● What is being asked
Your answer must be the records below, given again exactly, with no pictures in it.

● Supplied entries
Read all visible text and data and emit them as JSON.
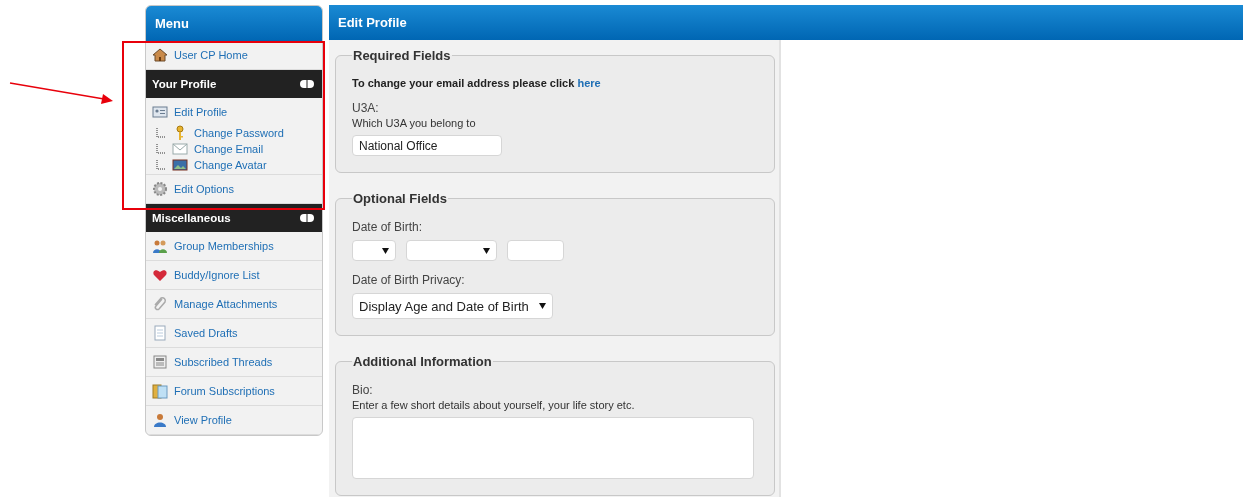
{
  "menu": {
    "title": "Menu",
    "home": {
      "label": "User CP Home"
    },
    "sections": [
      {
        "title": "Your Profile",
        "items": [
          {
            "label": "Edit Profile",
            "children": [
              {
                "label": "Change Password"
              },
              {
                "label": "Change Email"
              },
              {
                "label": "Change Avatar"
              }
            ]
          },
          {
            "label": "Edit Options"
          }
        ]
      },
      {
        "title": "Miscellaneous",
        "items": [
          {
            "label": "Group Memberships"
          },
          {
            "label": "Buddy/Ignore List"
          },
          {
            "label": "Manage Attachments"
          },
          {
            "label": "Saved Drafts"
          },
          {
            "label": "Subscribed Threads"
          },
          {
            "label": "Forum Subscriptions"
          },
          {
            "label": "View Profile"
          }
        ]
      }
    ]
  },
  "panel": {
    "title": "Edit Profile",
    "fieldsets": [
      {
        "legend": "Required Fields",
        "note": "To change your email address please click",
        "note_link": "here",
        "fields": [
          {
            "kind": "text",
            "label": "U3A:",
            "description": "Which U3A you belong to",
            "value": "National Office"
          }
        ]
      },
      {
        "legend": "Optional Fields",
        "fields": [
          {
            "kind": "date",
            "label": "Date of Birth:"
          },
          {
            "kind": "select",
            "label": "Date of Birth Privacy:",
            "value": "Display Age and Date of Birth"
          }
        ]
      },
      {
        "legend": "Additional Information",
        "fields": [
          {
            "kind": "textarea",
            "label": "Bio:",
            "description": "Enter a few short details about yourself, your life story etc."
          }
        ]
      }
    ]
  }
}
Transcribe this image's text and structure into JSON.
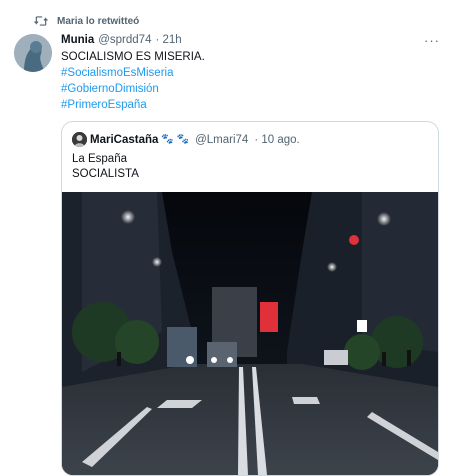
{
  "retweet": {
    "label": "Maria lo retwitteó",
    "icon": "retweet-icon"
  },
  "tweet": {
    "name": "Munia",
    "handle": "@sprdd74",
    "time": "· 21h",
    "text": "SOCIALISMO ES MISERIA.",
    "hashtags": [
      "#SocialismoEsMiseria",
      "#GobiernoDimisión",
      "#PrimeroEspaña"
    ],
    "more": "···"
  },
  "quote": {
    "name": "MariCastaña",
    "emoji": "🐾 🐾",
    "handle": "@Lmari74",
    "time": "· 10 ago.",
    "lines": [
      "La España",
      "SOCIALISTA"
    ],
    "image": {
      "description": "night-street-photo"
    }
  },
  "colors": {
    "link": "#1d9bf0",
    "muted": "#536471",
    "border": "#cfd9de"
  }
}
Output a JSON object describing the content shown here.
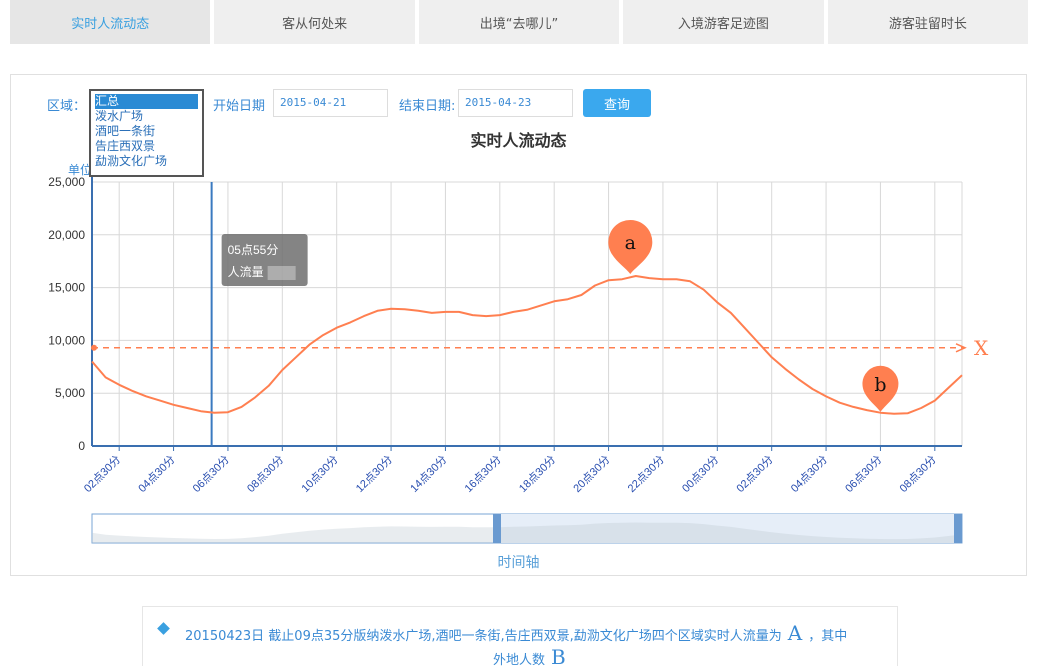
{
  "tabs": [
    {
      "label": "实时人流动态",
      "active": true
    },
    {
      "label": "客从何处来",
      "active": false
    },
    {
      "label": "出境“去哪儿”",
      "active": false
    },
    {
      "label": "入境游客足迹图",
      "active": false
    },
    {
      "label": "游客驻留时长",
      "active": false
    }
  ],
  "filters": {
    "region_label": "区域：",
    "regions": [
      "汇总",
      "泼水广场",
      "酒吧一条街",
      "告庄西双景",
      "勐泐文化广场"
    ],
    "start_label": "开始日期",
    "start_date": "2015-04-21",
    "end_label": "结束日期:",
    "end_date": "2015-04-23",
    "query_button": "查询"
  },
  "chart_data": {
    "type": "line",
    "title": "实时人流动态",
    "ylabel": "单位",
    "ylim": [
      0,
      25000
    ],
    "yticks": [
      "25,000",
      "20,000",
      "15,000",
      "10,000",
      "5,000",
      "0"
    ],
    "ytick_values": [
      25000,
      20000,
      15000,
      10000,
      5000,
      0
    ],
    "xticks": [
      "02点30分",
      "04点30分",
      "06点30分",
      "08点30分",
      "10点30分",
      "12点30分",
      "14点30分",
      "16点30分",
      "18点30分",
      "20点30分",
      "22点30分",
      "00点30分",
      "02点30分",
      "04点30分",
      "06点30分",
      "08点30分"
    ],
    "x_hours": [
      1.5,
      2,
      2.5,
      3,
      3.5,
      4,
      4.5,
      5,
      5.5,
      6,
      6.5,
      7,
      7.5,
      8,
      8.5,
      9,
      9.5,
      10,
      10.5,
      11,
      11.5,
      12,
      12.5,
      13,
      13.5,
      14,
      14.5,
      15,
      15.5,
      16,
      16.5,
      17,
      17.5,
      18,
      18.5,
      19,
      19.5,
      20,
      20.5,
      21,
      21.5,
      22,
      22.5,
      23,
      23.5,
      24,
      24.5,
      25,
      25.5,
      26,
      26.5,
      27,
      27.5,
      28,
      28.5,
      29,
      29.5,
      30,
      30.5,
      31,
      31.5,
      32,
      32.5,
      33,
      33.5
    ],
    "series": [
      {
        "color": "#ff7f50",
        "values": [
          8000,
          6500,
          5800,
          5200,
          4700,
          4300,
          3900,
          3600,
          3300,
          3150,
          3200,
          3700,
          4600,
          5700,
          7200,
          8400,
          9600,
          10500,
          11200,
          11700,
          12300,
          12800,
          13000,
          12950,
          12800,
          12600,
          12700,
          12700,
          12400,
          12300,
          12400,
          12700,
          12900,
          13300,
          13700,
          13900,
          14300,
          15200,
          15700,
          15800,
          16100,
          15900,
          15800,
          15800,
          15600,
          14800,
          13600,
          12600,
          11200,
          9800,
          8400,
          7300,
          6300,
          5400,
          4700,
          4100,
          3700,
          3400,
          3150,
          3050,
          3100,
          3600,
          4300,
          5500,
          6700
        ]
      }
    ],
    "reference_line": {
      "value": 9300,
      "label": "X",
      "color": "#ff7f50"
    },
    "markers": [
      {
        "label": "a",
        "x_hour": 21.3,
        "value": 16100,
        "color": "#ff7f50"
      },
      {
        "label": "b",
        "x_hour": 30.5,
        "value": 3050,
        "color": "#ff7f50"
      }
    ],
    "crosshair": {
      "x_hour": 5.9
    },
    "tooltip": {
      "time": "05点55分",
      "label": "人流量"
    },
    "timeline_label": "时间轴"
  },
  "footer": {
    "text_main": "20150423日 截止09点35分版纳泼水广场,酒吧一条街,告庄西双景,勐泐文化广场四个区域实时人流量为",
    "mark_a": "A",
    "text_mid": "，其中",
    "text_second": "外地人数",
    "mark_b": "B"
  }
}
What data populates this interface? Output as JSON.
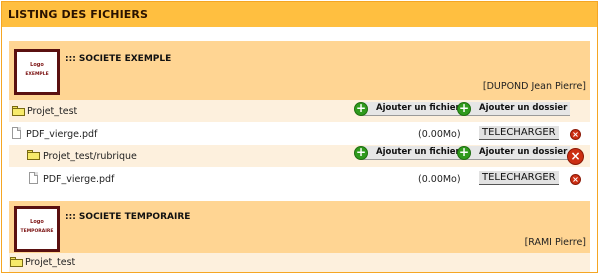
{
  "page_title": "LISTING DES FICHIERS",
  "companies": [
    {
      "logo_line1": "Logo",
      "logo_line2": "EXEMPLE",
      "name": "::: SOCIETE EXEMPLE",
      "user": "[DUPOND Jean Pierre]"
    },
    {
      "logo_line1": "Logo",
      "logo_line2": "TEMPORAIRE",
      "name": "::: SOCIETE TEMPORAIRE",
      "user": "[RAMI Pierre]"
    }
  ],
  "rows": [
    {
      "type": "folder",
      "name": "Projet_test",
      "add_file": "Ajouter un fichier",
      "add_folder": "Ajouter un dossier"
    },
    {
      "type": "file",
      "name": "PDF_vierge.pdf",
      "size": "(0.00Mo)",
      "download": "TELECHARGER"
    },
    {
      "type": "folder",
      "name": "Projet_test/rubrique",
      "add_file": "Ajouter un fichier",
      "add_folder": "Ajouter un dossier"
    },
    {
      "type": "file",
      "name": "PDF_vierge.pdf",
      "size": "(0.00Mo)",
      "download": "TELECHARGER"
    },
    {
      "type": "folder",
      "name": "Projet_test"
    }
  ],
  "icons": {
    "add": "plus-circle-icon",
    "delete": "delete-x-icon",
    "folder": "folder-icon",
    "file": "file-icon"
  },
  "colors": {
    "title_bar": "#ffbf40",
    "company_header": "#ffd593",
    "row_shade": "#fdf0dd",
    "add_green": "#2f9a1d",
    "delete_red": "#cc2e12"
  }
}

● Output for this exercise
Read all visible text and data and emit them as JSON.
{
  "menu": {
    "title": "Menu",
    "home": {
      "label": "User CP Home"
    },
    "sections": [
      {
        "title": "Your Profile",
        "items": [
          {
            "label": "Edit Profile",
            "children": [
              {
                "label": "Change Password"
              },
              {
                "label": "Change Email"
              },
              {
                "label": "Change Avatar"
              }
            ]
          },
          {
            "label": "Edit Options"
          }
        ]
      },
      {
        "title": "Miscellaneous",
        "items": [
          {
            "label": "Group Memberships"
          },
          {
            "label": "Buddy/Ignore List"
          },
          {
            "label": "Manage Attachments"
          },
          {
            "label": "Saved Drafts"
          },
          {
            "label": "Subscribed Threads"
          },
          {
            "label": "Forum Subscriptions"
          },
          {
            "label": "View Profile"
          }
        ]
      }
    ]
  },
  "panel": {
    "title": "Edit Profile",
    "fieldsets": [
      {
        "legend": "Required Fields",
        "note": "To change your email address please click",
        "note_link": "here",
        "fields": [
          {
            "kind": "text",
            "label": "U3A:",
            "description": "Which U3A you belong to",
            "value": "National Office"
          }
        ]
      },
      {
        "legend": "Optional Fields",
        "fields": [
          {
            "kind": "date",
            "label": "Date of Birth:"
          },
          {
            "kind": "select",
            "label": "Date of Birth Privacy:",
            "value": "Display Age and Date of Birth"
          }
        ]
      },
      {
        "legend": "Additional Information",
        "fields": [
          {
            "kind": "textarea",
            "label": "Bio:",
            "description": "Enter a few short details about yourself, your life story etc."
          }
        ]
      }
    ]
  }
}
Transcribe this image's text and structure into JSON.
{
  "retweet": {
    "label": "Maria lo retwitteó",
    "icon": "retweet-icon"
  },
  "tweet": {
    "name": "Munia",
    "handle": "@sprdd74",
    "time": "· 21h",
    "text": "SOCIALISMO ES MISERIA.",
    "hashtags": [
      "#SocialismoEsMiseria",
      "#GobiernoDimisión",
      "#PrimeroEspaña"
    ],
    "more": "···"
  },
  "quote": {
    "name": "MariCastaña",
    "emoji": "🐾 🐾",
    "handle": "@Lmari74",
    "time": "· 10 ago.",
    "lines": [
      "La España",
      "SOCIALISTA"
    ],
    "image": {
      "description": "night-street-photo"
    }
  },
  "colors": {
    "link": "#1d9bf0",
    "muted": "#536471",
    "border": "#cfd9de"
  }
}
Output a JSON object describing the content shown here.
{
  "tabs": [
    {
      "label": "实时人流动态",
      "active": true
    },
    {
      "label": "客从何处来",
      "active": false
    },
    {
      "label": "出境“去哪儿”",
      "active": false
    },
    {
      "label": "入境游客足迹图",
      "active": false
    },
    {
      "label": "游客驻留时长",
      "active": false
    }
  ],
  "filters": {
    "region_label": "区域：",
    "regions": [
      "汇总",
      "泼水广场",
      "酒吧一条街",
      "告庄西双景",
      "勐泐文化广场"
    ],
    "start_label": "开始日期",
    "start_date": "2015-04-21",
    "end_label": "结束日期:",
    "end_date": "2015-04-23",
    "query_button": "查询"
  },
  "chart_data": {
    "type": "line",
    "title": "实时人流动态",
    "ylabel": "单位",
    "ylim": [
      0,
      25000
    ],
    "yticks": [
      "25,000",
      "20,000",
      "15,000",
      "10,000",
      "5,000",
      "0"
    ],
    "ytick_values": [
      25000,
      20000,
      15000,
      10000,
      5000,
      0
    ],
    "xticks": [
      "02点30分",
      "04点30分",
      "06点30分",
      "08点30分",
      "10点30分",
      "12点30分",
      "14点30分",
      "16点30分",
      "18点30分",
      "20点30分",
      "22点30分",
      "00点30分",
      "02点30分",
      "04点30分",
      "06点30分",
      "08点30分"
    ],
    "x_hours": [
      1.5,
      2,
      2.5,
      3,
      3.5,
      4,
      4.5,
      5,
      5.5,
      6,
      6.5,
      7,
      7.5,
      8,
      8.5,
      9,
      9.5,
      10,
      10.5,
      11,
      11.5,
      12,
      12.5,
      13,
      13.5,
      14,
      14.5,
      15,
      15.5,
      16,
      16.5,
      17,
      17.5,
      18,
      18.5,
      19,
      19.5,
      20,
      20.5,
      21,
      21.5,
      22,
      22.5,
      23,
      23.5,
      24,
      24.5,
      25,
      25.5,
      26,
      26.5,
      27,
      27.5,
      28,
      28.5,
      29,
      29.5,
      30,
      30.5,
      31,
      31.5,
      32,
      32.5,
      33,
      33.5
    ],
    "series": [
      {
        "color": "#ff7f50",
        "values": [
          8000,
          6500,
          5800,
          5200,
          4700,
          4300,
          3900,
          3600,
          3300,
          3150,
          3200,
          3700,
          4600,
          5700,
          7200,
          8400,
          9600,
          10500,
          11200,
          11700,
          12300,
          12800,
          13000,
          12950,
          12800,
          12600,
          12700,
          12700,
          12400,
          12300,
          12400,
          12700,
          12900,
          13300,
          13700,
          13900,
          14300,
          15200,
          15700,
          15800,
          16100,
          15900,
          15800,
          15800,
          15600,
          14800,
          13600,
          12600,
          11200,
          9800,
          8400,
          7300,
          6300,
          5400,
          4700,
          4100,
          3700,
          3400,
          3150,
          3050,
          3100,
          3600,
          4300,
          5500,
          6700
        ]
      }
    ],
    "reference_line": {
      "value": 9300,
      "label": "X",
      "color": "#ff7f50"
    },
    "markers": [
      {
        "label": "a",
        "x_hour": 21.3,
        "value": 16100,
        "color": "#ff7f50"
      },
      {
        "label": "b",
        "x_hour": 30.5,
        "value": 3050,
        "color": "#ff7f50"
      }
    ],
    "crosshair": {
      "x_hour": 5.9
    },
    "tooltip": {
      "time": "05点55分",
      "label": "人流量"
    },
    "timeline_label": "时间轴"
  },
  "footer": {
    "text_main": "20150423日 截止09点35分版纳泼水广场,酒吧一条街,告庄西双景,勐泐文化广场四个区域实时人流量为",
    "mark_a": "A",
    "text_mid": "，其中",
    "text_second": "外地人数",
    "mark_b": "B"
  }
}
What data populates this interface? Output as JSON.
{
  "page_title": "LISTING DES FICHIERS",
  "companies": [
    {
      "logo_line1": "Logo",
      "logo_line2": "EXEMPLE",
      "name": "::: SOCIETE EXEMPLE",
      "user": "[DUPOND Jean Pierre]"
    },
    {
      "logo_line1": "Logo",
      "logo_line2": "TEMPORAIRE",
      "name": "::: SOCIETE TEMPORAIRE",
      "user": "[RAMI Pierre]"
    }
  ],
  "rows": [
    {
      "type": "folder",
      "name": "Projet_test",
      "add_file": "Ajouter un fichier",
      "add_folder": "Ajouter un dossier"
    },
    {
      "type": "file",
      "name": "PDF_vierge.pdf",
      "size": "(0.00Mo)",
      "download": "TELECHARGER"
    },
    {
      "type": "folder",
      "name": "Projet_test/rubrique",
      "add_file": "Ajouter un fichier",
      "add_folder": "Ajouter un dossier"
    },
    {
      "type": "file",
      "name": "PDF_vierge.pdf",
      "size": "(0.00Mo)",
      "download": "TELECHARGER"
    },
    {
      "type": "folder",
      "name": "Projet_test"
    }
  ],
  "icons": {
    "add": "plus-circle-icon",
    "delete": "delete-x-icon",
    "folder": "folder-icon",
    "file": "file-icon"
  },
  "colors": {
    "title_bar": "#ffbf40",
    "company_header": "#ffd593",
    "row_shade": "#fdf0dd",
    "add_green": "#2f9a1d",
    "delete_red": "#cc2e12"
  }
}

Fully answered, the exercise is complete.